Would you copy the records exactly, leaving the pictures out?

--- START ---

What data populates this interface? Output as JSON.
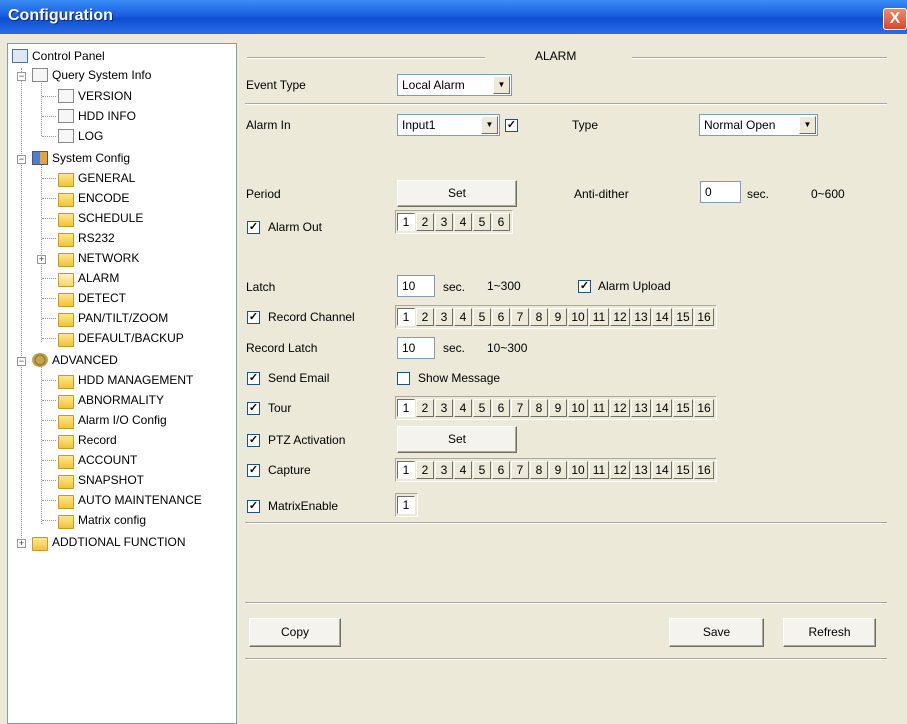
{
  "window": {
    "title": "Configuration",
    "close": "X"
  },
  "tree": {
    "root": "Control Panel",
    "query": "Query System Info",
    "version": "VERSION",
    "hdd_info": "HDD INFO",
    "log": "LOG",
    "system": "System Config",
    "general": "GENERAL",
    "encode": "ENCODE",
    "schedule": "SCHEDULE",
    "rs232": "RS232",
    "network": "NETWORK",
    "alarm": "ALARM",
    "detect": "DETECT",
    "ptz": "PAN/TILT/ZOOM",
    "default": "DEFAULT/BACKUP",
    "advanced": "ADVANCED",
    "hdd_mgmt": "HDD MANAGEMENT",
    "abnormality": "ABNORMALITY",
    "alarm_io": "Alarm I/O Config",
    "record": "Record",
    "account": "ACCOUNT",
    "snapshot": "SNAPSHOT",
    "auto_maint": "AUTO MAINTENANCE",
    "matrix": "Matrix config",
    "additional": "ADDTIONAL FUNCTION",
    "plus": "+",
    "minus": "−"
  },
  "panel": {
    "section": "ALARM",
    "event_type_label": "Event Type",
    "event_type_value": "Local Alarm",
    "alarm_in_label": "Alarm In",
    "alarm_in_value": "Input1",
    "type_label": "Type",
    "type_value": "Normal Open",
    "period_label": "Period",
    "set": "Set",
    "anti_dither_label": "Anti-dither",
    "anti_dither_value": "0",
    "sec": "sec.",
    "anti_range": "0~600",
    "alarm_out_label": "Alarm Out",
    "latch_label": "Latch",
    "latch_value": "10",
    "latch_range": "1~300",
    "alarm_upload_label": "Alarm Upload",
    "record_channel_label": "Record Channel",
    "record_latch_label": "Record Latch",
    "record_latch_value": "10",
    "record_latch_range": "10~300",
    "send_email_label": "Send Email",
    "show_message_label": "Show Message",
    "tour_label": "Tour",
    "ptz_label": "PTZ Activation",
    "capture_label": "Capture",
    "matrix_label": "MatrixEnable",
    "copy": "Copy",
    "save": "Save",
    "refresh": "Refresh",
    "check": "✓",
    "arrow": "▼"
  },
  "channels6": [
    "1",
    "2",
    "3",
    "4",
    "5",
    "6"
  ],
  "channels16": [
    "1",
    "2",
    "3",
    "4",
    "5",
    "6",
    "7",
    "8",
    "9",
    "10",
    "11",
    "12",
    "13",
    "14",
    "15",
    "16"
  ],
  "matrix_channels": [
    "1"
  ]
}
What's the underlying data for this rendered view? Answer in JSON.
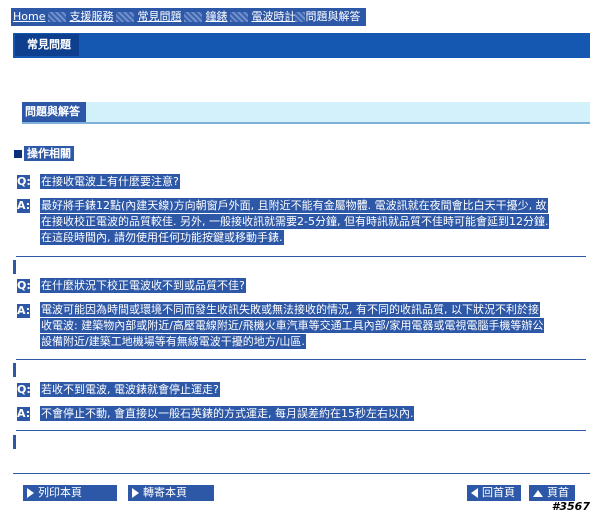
{
  "breadcrumb": {
    "home": "Home",
    "support": "支援服務",
    "faq": "常見問題",
    "watch": "鐘錶",
    "radio": "電波時計",
    "qa": "問題與解答"
  },
  "page_title": "常見問題",
  "section_title": "問題與解答",
  "category": "操作相關",
  "faq": [
    {
      "q_mark": "Q:",
      "question": "在接收電波上有什麼要注意?",
      "a_mark": "A:",
      "answer_lines": [
        "最好將手錶12點(內建天線)方向朝窗戶外面, 且附近不能有金屬物體. 電波訊就在夜間會比白天干擾少, 故",
        "在接收校正電波的品質較佳. 另外, 一般接收訊就需要2-5分鐘, 但有時訊就品質不佳時可能會延到12分鐘.",
        "在這段時間內, 請勿使用任何功能按鍵或移動手錶."
      ]
    },
    {
      "q_mark": "Q:",
      "question": "在什麼狀況下校正電波收不到或品質不佳?",
      "a_mark": "A:",
      "answer_lines": [
        "電波可能因為時間或環境不同而發生收訊失敗或無法接收的情況, 有不同的收訊品質, 以下狀況不利於接",
        "收電波: 建築物內部或附近/高壓電線附近/飛機火車汽車等交通工具內部/家用電器或電視電腦手機等辦公",
        "設備附近/建築工地機場等有無線電波干擾的地方/山區."
      ]
    },
    {
      "q_mark": "Q:",
      "question": "若收不到電波, 電波錶就會停止運走?",
      "a_mark": "A:",
      "answer_lines": [
        "不會停止不動, 會直接以一般石英錶的方式運走, 每月誤差約在15秒左右以內."
      ]
    }
  ],
  "footer": {
    "print": "列印本頁",
    "send": "轉寄本頁",
    "back": "回首頁",
    "top": "頁首"
  },
  "watermark": "#3567",
  "colors": {
    "selection": "#2d57a7",
    "title_bar": "#1458b1",
    "section_bg": "#d3f1fb"
  }
}
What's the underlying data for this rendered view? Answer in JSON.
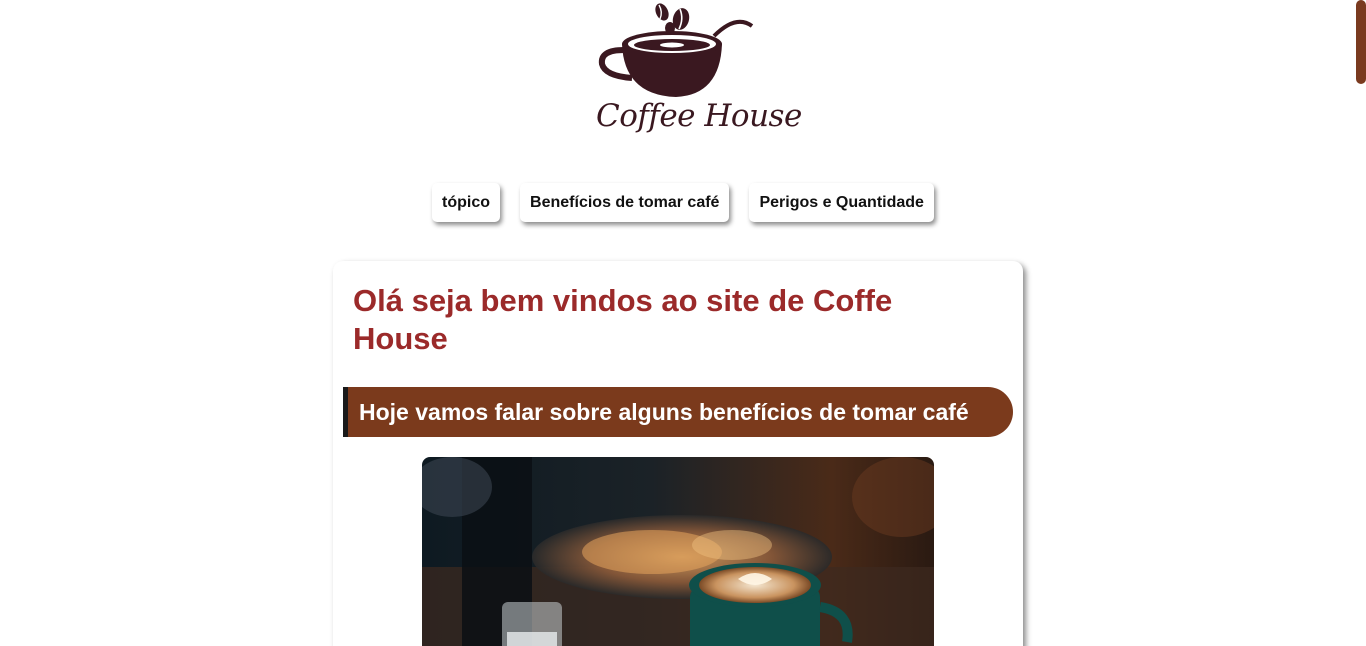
{
  "brand": {
    "logo_text": "Coffee House"
  },
  "nav": {
    "items": [
      {
        "label": "tópico"
      },
      {
        "label": "Benefícios de tomar café"
      },
      {
        "label": "Perigos e Quantidade"
      }
    ]
  },
  "main": {
    "title": "Olá seja bem vindos ao site de Coffe House",
    "banner": "Hoje vamos falar sobre alguns benefícios de tomar café",
    "image_subject": "latte-art-coffee-cup-photo"
  },
  "colors": {
    "accent_brown": "#7b3a1c",
    "title_red": "#9b2a2a",
    "logo_dark": "#3a1820",
    "scroll_thumb": "#7a3a1f"
  }
}
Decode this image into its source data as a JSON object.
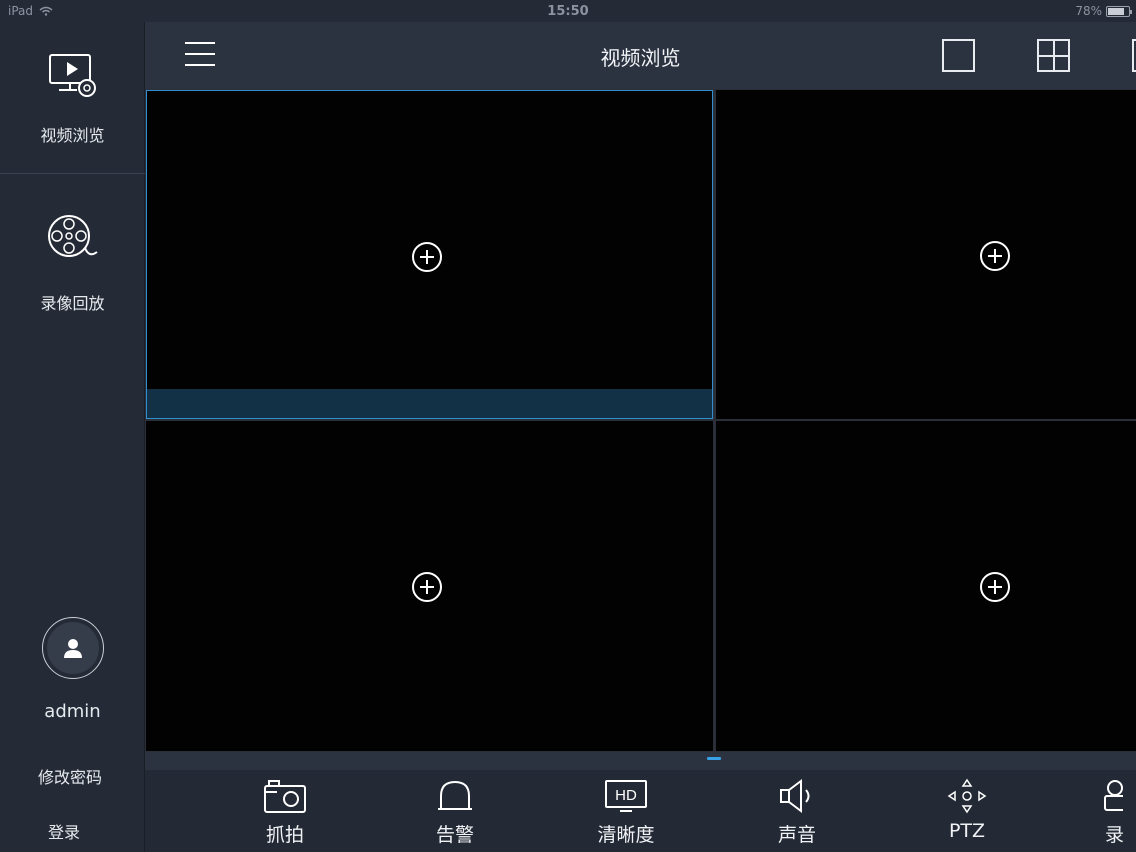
{
  "status_bar": {
    "carrier": "iPad",
    "time": "15:50",
    "battery": "78%",
    "battery_level": 0.78
  },
  "sidebar": {
    "items": [
      {
        "label": "视频浏览",
        "icon": "monitor-play-icon"
      },
      {
        "label": "录像回放",
        "icon": "film-reel-icon"
      }
    ],
    "user": {
      "avatar_icon": "user-avatar-icon",
      "name": "admin"
    },
    "change_password": "修改密码",
    "login": "登录"
  },
  "header": {
    "title": "视频浏览",
    "menu_icon": "hamburger-menu-icon",
    "layouts": [
      "layout-single-icon",
      "layout-quad-icon",
      "layout-nine-icon"
    ]
  },
  "video_grid": {
    "cells": [
      {
        "selected": true,
        "icon": "add-camera-icon"
      },
      {
        "selected": false,
        "icon": "add-camera-icon"
      },
      {
        "selected": false,
        "icon": "add-camera-icon"
      },
      {
        "selected": false,
        "icon": "add-camera-icon"
      }
    ]
  },
  "toolbar": {
    "items": [
      {
        "label": "抓拍",
        "icon": "camera-icon"
      },
      {
        "label": "告警",
        "icon": "alarm-siren-icon"
      },
      {
        "label": "清晰度",
        "icon": "hd-icon"
      },
      {
        "label": "声音",
        "icon": "speaker-icon"
      },
      {
        "label": "PTZ",
        "icon": "ptz-directions-icon"
      },
      {
        "label": "录",
        "icon": "record-icon"
      }
    ],
    "hd_badge": "HD"
  },
  "colors": {
    "accent": "#2f8fd1",
    "background": "#1e2430",
    "sidebar": "#252b36"
  }
}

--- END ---

## Finished task
What data populates this interface? Output as JSON.
{
  "window": {
    "title": "Configuration",
    "close": "X"
  },
  "tree": {
    "root": "Control Panel",
    "query": "Query System Info",
    "version": "VERSION",
    "hdd_info": "HDD INFO",
    "log": "LOG",
    "system": "System Config",
    "general": "GENERAL",
    "encode": "ENCODE",
    "schedule": "SCHEDULE",
    "rs232": "RS232",
    "network": "NETWORK",
    "alarm": "ALARM",
    "detect": "DETECT",
    "ptz": "PAN/TILT/ZOOM",
    "default": "DEFAULT/BACKUP",
    "advanced": "ADVANCED",
    "hdd_mgmt": "HDD MANAGEMENT",
    "abnormality": "ABNORMALITY",
    "alarm_io": "Alarm I/O Config",
    "record": "Record",
    "account": "ACCOUNT",
    "snapshot": "SNAPSHOT",
    "auto_maint": "AUTO MAINTENANCE",
    "matrix": "Matrix config",
    "additional": "ADDTIONAL FUNCTION",
    "plus": "+",
    "minus": "−"
  },
  "panel": {
    "section": "ALARM",
    "event_type_label": "Event Type",
    "event_type_value": "Local Alarm",
    "alarm_in_label": "Alarm In",
    "alarm_in_value": "Input1",
    "type_label": "Type",
    "type_value": "Normal Open",
    "period_label": "Period",
    "set": "Set",
    "anti_dither_label": "Anti-dither",
    "anti_dither_value": "0",
    "sec": "sec.",
    "anti_range": "0~600",
    "alarm_out_label": "Alarm Out",
    "latch_label": "Latch",
    "latch_value": "10",
    "latch_range": "1~300",
    "alarm_upload_label": "Alarm Upload",
    "record_channel_label": "Record Channel",
    "record_latch_label": "Record Latch",
    "record_latch_value": "10",
    "record_latch_range": "10~300",
    "send_email_label": "Send Email",
    "show_message_label": "Show Message",
    "tour_label": "Tour",
    "ptz_label": "PTZ Activation",
    "capture_label": "Capture",
    "matrix_label": "MatrixEnable",
    "copy": "Copy",
    "save": "Save",
    "refresh": "Refresh",
    "check": "✓",
    "arrow": "▼"
  },
  "channels6": [
    "1",
    "2",
    "3",
    "4",
    "5",
    "6"
  ],
  "channels16": [
    "1",
    "2",
    "3",
    "4",
    "5",
    "6",
    "7",
    "8",
    "9",
    "10",
    "11",
    "12",
    "13",
    "14",
    "15",
    "16"
  ],
  "matrix_channels": [
    "1"
  ]
}
What's the underlying data for this rendered view? Answer in JSON.
{
  "breadcrumb": {
    "home": "Home",
    "support": "支援服務",
    "faq": "常見問題",
    "watch": "鐘錶",
    "radio": "電波時計",
    "qa": "問題與解答"
  },
  "page_title": "常見問題",
  "section_title": "問題與解答",
  "category": "操作相關",
  "faq": [
    {
      "q_mark": "Q:",
      "question": "在接收電波上有什麼要注意?",
      "a_mark": "A:",
      "answer_lines": [
        "最好將手錶12點(內建天線)方向朝窗戶外面, 且附近不能有金屬物體. 電波訊就在夜間會比白天干擾少, 故",
        "在接收校正電波的品質較佳. 另外, 一般接收訊就需要2-5分鐘, 但有時訊就品質不佳時可能會延到12分鐘.",
        "在這段時間內, 請勿使用任何功能按鍵或移動手錶."
      ]
    },
    {
      "q_mark": "Q:",
      "question": "在什麼狀況下校正電波收不到或品質不佳?",
      "a_mark": "A:",
      "answer_lines": [
        "電波可能因為時間或環境不同而發生收訊失敗或無法接收的情況, 有不同的收訊品質, 以下狀況不利於接",
        "收電波: 建築物內部或附近/高壓電線附近/飛機火車汽車等交通工具內部/家用電器或電視電腦手機等辦公",
        "設備附近/建築工地機場等有無線電波干擾的地方/山區."
      ]
    },
    {
      "q_mark": "Q:",
      "question": "若收不到電波, 電波錶就會停止運走?",
      "a_mark": "A:",
      "answer_lines": [
        "不會停止不動, 會直接以一般石英錶的方式運走, 每月誤差約在15秒左右以內."
      ]
    }
  ],
  "footer": {
    "print": "列印本頁",
    "send": "轉寄本頁",
    "back": "回首頁",
    "top": "頁首"
  },
  "watermark": "#3567",
  "colors": {
    "selection": "#2d57a7",
    "title_bar": "#1458b1",
    "section_bg": "#d3f1fb"
  }
}
What's the underlying data for this rendered view? Answer in JSON.
{
  "brand": {
    "logo_text": "Coffee House"
  },
  "nav": {
    "items": [
      {
        "label": "tópico"
      },
      {
        "label": "Benefícios de tomar café"
      },
      {
        "label": "Perigos e Quantidade"
      }
    ]
  },
  "main": {
    "title": "Olá seja bem vindos ao site de Coffe House",
    "banner": "Hoje vamos falar sobre alguns benefícios de tomar café",
    "image_subject": "latte-art-coffee-cup-photo"
  },
  "colors": {
    "accent_brown": "#7b3a1c",
    "title_red": "#9b2a2a",
    "logo_dark": "#3a1820",
    "scroll_thumb": "#7a3a1f"
  }
}
Decode this image into its source data as a JSON object.
{
  "status_bar": {
    "carrier": "iPad",
    "time": "15:50",
    "battery": "78%",
    "battery_level": 0.78
  },
  "sidebar": {
    "items": [
      {
        "label": "视频浏览",
        "icon": "monitor-play-icon"
      },
      {
        "label": "录像回放",
        "icon": "film-reel-icon"
      }
    ],
    "user": {
      "avatar_icon": "user-avatar-icon",
      "name": "admin"
    },
    "change_password": "修改密码",
    "login": "登录"
  },
  "header": {
    "title": "视频浏览",
    "menu_icon": "hamburger-menu-icon",
    "layouts": [
      "layout-single-icon",
      "layout-quad-icon",
      "layout-nine-icon"
    ]
  },
  "video_grid": {
    "cells": [
      {
        "selected": true,
        "icon": "add-camera-icon"
      },
      {
        "selected": false,
        "icon": "add-camera-icon"
      },
      {
        "selected": false,
        "icon": "add-camera-icon"
      },
      {
        "selected": false,
        "icon": "add-camera-icon"
      }
    ]
  },
  "toolbar": {
    "items": [
      {
        "label": "抓拍",
        "icon": "camera-icon"
      },
      {
        "label": "告警",
        "icon": "alarm-siren-icon"
      },
      {
        "label": "清晰度",
        "icon": "hd-icon"
      },
      {
        "label": "声音",
        "icon": "speaker-icon"
      },
      {
        "label": "PTZ",
        "icon": "ptz-directions-icon"
      },
      {
        "label": "录",
        "icon": "record-icon"
      }
    ],
    "hd_badge": "HD"
  },
  "colors": {
    "accent": "#2f8fd1",
    "background": "#1e2430",
    "sidebar": "#252b36"
  }
}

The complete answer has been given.